Saturday / 4.28.18 / 8:15
Alison Maclean (United States, 1999)
Introduced by Jane Ciabattari, Christian Kiefer, and Tom Barbash
“It’s a real challenge to make a film from a book you love fiercely, but Denis’s voice was our guide,” Alison Maclean said of adapting Denis Johnson’s book of stories, Jesus’ Son. “The delicacy with which this ensemble retains the essence of Johnson’s tales is a small miracle unto itself,” Betsy Sussler wrote in BOMB. “Maclean knows just when to break the rules of filmmaking—skipping back and forth in time, lifting the narrator’s voice from the book—and when to break the book’s form, creating a linear love story on which to hang a vision compelled by fracture. . . . [A] gem of a film.”
The screening includes appearances by Jane Ciabattari, a columnist for BBC Culture and Literary Hub who has contributed cultural criticism to The New York Times Book Review, NPR, The Paris Review, and many other publications; Christian Kiefer, author of The Animals, The Infinite Tides, and One Day Soon Time Will Have No Place Left to Hide and director of the low-residency MFA program at Ashland University in Ohio; and Tom Barbash, author of The Last Good Chance, Stay Up With Me, On Top of the World, and the forthcoming novel The Dakota Winter, and a writing instructor at California College of the Arts.
Sunday / 4.29.18 / 6:30
Jennifer M. Kroot (United States, 2017)
In person: Jennifer M. Kroot
“He loves the world but he does find it hilariously funny”: this is actor Ian McKellen’s description of his friend Armistead Maupin. Starting in the 1970s, Maupin was the Charles Dickens of San Francisco; his serialized Tales of the City used outrageous fictions to open the eyes of San Francisco Chronicle readers to the real city around them. It was a city of seekers, like Maupin, who had “ventur[ed] beyond our biological family to find our logical one.” Tales became six novels and a TV series.
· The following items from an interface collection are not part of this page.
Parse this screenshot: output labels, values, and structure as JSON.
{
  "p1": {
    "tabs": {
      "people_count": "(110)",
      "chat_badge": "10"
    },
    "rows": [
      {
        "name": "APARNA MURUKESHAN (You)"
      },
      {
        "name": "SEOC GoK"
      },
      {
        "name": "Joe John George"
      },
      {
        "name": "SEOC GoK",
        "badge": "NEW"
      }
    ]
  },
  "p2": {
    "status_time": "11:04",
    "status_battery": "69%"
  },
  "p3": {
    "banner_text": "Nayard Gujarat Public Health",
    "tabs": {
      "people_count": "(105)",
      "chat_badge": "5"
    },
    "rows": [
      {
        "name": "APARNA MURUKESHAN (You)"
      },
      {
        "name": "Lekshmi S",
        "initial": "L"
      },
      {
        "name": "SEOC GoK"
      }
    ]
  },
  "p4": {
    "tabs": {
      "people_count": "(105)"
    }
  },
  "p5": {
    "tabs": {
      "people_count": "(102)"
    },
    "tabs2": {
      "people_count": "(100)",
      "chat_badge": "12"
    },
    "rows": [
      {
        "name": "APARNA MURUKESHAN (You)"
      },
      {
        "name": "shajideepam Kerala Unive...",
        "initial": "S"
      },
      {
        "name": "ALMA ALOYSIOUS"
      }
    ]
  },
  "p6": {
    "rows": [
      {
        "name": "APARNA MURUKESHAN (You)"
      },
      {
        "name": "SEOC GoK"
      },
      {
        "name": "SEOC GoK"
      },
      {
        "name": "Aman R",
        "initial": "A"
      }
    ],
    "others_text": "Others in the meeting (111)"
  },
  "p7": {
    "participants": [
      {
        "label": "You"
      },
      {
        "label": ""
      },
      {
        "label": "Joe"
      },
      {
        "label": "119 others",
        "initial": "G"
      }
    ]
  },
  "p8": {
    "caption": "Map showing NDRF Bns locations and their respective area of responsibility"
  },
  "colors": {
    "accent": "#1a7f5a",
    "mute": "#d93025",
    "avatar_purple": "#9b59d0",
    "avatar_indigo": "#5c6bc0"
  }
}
In his new memoir, The Untold Tales of Armistead Maupin, and this film we meet the funny, thoughtful author whose goal is to create characters, “gay, straight, who function lovingly with one another.”
The screening includes an in-person appearance by director Jennifer M. Kroot, whose films also include To Be Takei and It Came from Kuchar.